━━ MATERIAL FOR THIS TASK

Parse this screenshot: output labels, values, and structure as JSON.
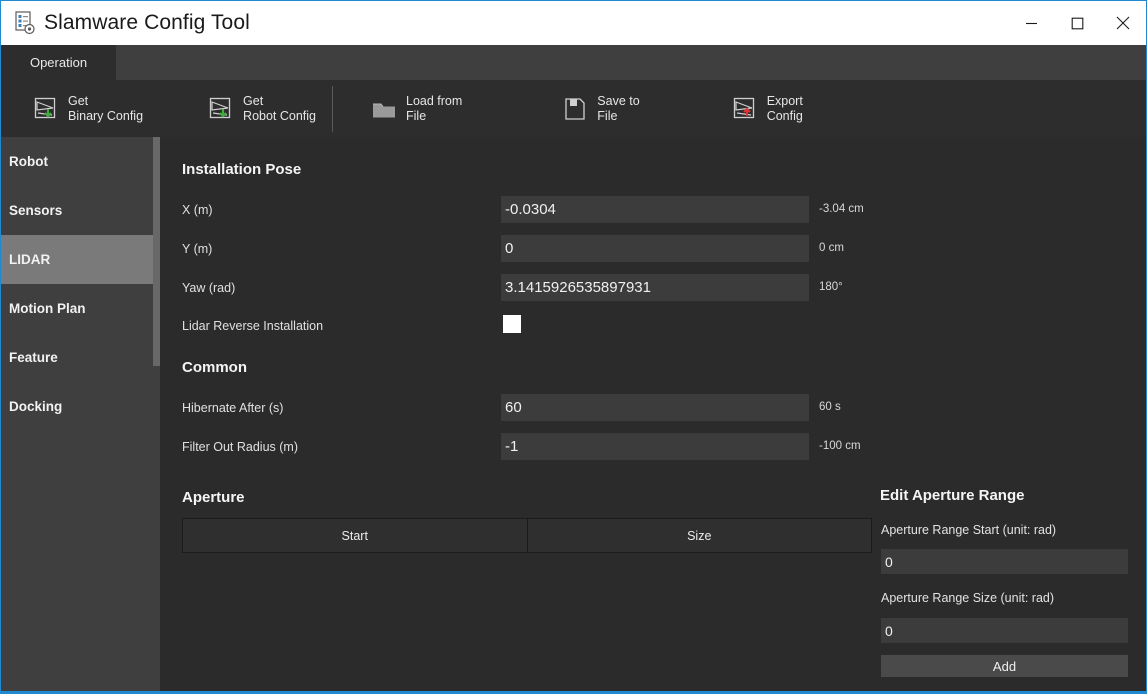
{
  "window": {
    "title": "Slamware Config Tool",
    "app_icon": "document-gear-icon",
    "minimize_label": "—",
    "maximize_label": "□",
    "close_label": "✕",
    "accent_color": "#1f8ad2",
    "titlebar_bg": "#ffffff"
  },
  "tabs": [
    {
      "label": "Operation",
      "active": true
    }
  ],
  "toolbar": {
    "items": [
      {
        "label": "Get\nBinary Config",
        "icon": "download-config-icon",
        "badge_color": "#3fae3f"
      },
      {
        "label": "Get\nRobot Config",
        "icon": "download-config-icon",
        "badge_color": "#3fae3f"
      },
      {
        "label": "Load from\nFile",
        "icon": "folder-open-icon",
        "badge_color": ""
      },
      {
        "label": "Save to\nFile",
        "icon": "floppy-disk-icon",
        "badge_color": ""
      },
      {
        "label": "Export\nConfig",
        "icon": "upload-config-icon",
        "badge_color": "#e03434"
      }
    ]
  },
  "sidebar": {
    "items": [
      {
        "label": "Robot",
        "active": false
      },
      {
        "label": "Sensors",
        "active": false
      },
      {
        "label": "LIDAR",
        "active": true
      },
      {
        "label": "Motion Plan",
        "active": false
      },
      {
        "label": "Feature",
        "active": false
      },
      {
        "label": "Docking",
        "active": false
      }
    ]
  },
  "main": {
    "installation_pose": {
      "title": "Installation Pose",
      "fields": [
        {
          "label": "X (m)",
          "value": "-0.0304",
          "suffix": "-3.04 cm"
        },
        {
          "label": "Y (m)",
          "value": "0",
          "suffix": "0 cm"
        },
        {
          "label": "Yaw (rad)",
          "value": "3.1415926535897931",
          "suffix": "180°"
        }
      ],
      "checkbox": {
        "label": "Lidar Reverse Installation",
        "checked": false
      }
    },
    "common": {
      "title": "Common",
      "fields": [
        {
          "label": "Hibernate After (s)",
          "value": "60",
          "suffix": "60 s"
        },
        {
          "label": "Filter Out Radius (m)",
          "value": "-1",
          "suffix": "-100 cm"
        }
      ]
    },
    "aperture": {
      "title": "Aperture",
      "columns": [
        "Start",
        "Size"
      ],
      "rows": []
    },
    "edit_aperture_range": {
      "title": "Edit Aperture Range",
      "start_label": "Aperture Range Start (unit: rad)",
      "start_value": "0",
      "size_label": "Aperture Range Size (unit: rad)",
      "size_value": "0",
      "add_label": "Add"
    }
  }
}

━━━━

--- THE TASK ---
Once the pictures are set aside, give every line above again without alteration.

--- YOUR SOLUTION ---
Parse this screenshot: output labels, values, and structure as JSON.
{
  "window": {
    "title": "Slamware Config Tool",
    "app_icon": "document-gear-icon",
    "minimize_label": "—",
    "maximize_label": "□",
    "close_label": "✕",
    "accent_color": "#1f8ad2",
    "titlebar_bg": "#ffffff"
  },
  "tabs": [
    {
      "label": "Operation",
      "active": true
    }
  ],
  "toolbar": {
    "items": [
      {
        "label": "Get\nBinary Config",
        "icon": "download-config-icon",
        "badge_color": "#3fae3f"
      },
      {
        "label": "Get\nRobot Config",
        "icon": "download-config-icon",
        "badge_color": "#3fae3f"
      },
      {
        "label": "Load from\nFile",
        "icon": "folder-open-icon",
        "badge_color": ""
      },
      {
        "label": "Save to\nFile",
        "icon": "floppy-disk-icon",
        "badge_color": ""
      },
      {
        "label": "Export\nConfig",
        "icon": "upload-config-icon",
        "badge_color": "#e03434"
      }
    ]
  },
  "sidebar": {
    "items": [
      {
        "label": "Robot",
        "active": false
      },
      {
        "label": "Sensors",
        "active": false
      },
      {
        "label": "LIDAR",
        "active": true
      },
      {
        "label": "Motion Plan",
        "active": false
      },
      {
        "label": "Feature",
        "active": false
      },
      {
        "label": "Docking",
        "active": false
      }
    ]
  },
  "main": {
    "installation_pose": {
      "title": "Installation Pose",
      "fields": [
        {
          "label": "X (m)",
          "value": "-0.0304",
          "suffix": "-3.04 cm"
        },
        {
          "label": "Y (m)",
          "value": "0",
          "suffix": "0 cm"
        },
        {
          "label": "Yaw (rad)",
          "value": "3.1415926535897931",
          "suffix": "180°"
        }
      ],
      "checkbox": {
        "label": "Lidar Reverse Installation",
        "checked": false
      }
    },
    "common": {
      "title": "Common",
      "fields": [
        {
          "label": "Hibernate After (s)",
          "value": "60",
          "suffix": "60 s"
        },
        {
          "label": "Filter Out Radius (m)",
          "value": "-1",
          "suffix": "-100 cm"
        }
      ]
    },
    "aperture": {
      "title": "Aperture",
      "columns": [
        "Start",
        "Size"
      ],
      "rows": []
    },
    "edit_aperture_range": {
      "title": "Edit Aperture Range",
      "start_label": "Aperture Range Start (unit: rad)",
      "start_value": "0",
      "size_label": "Aperture Range Size (unit: rad)",
      "size_value": "0",
      "add_label": "Add"
    }
  }
}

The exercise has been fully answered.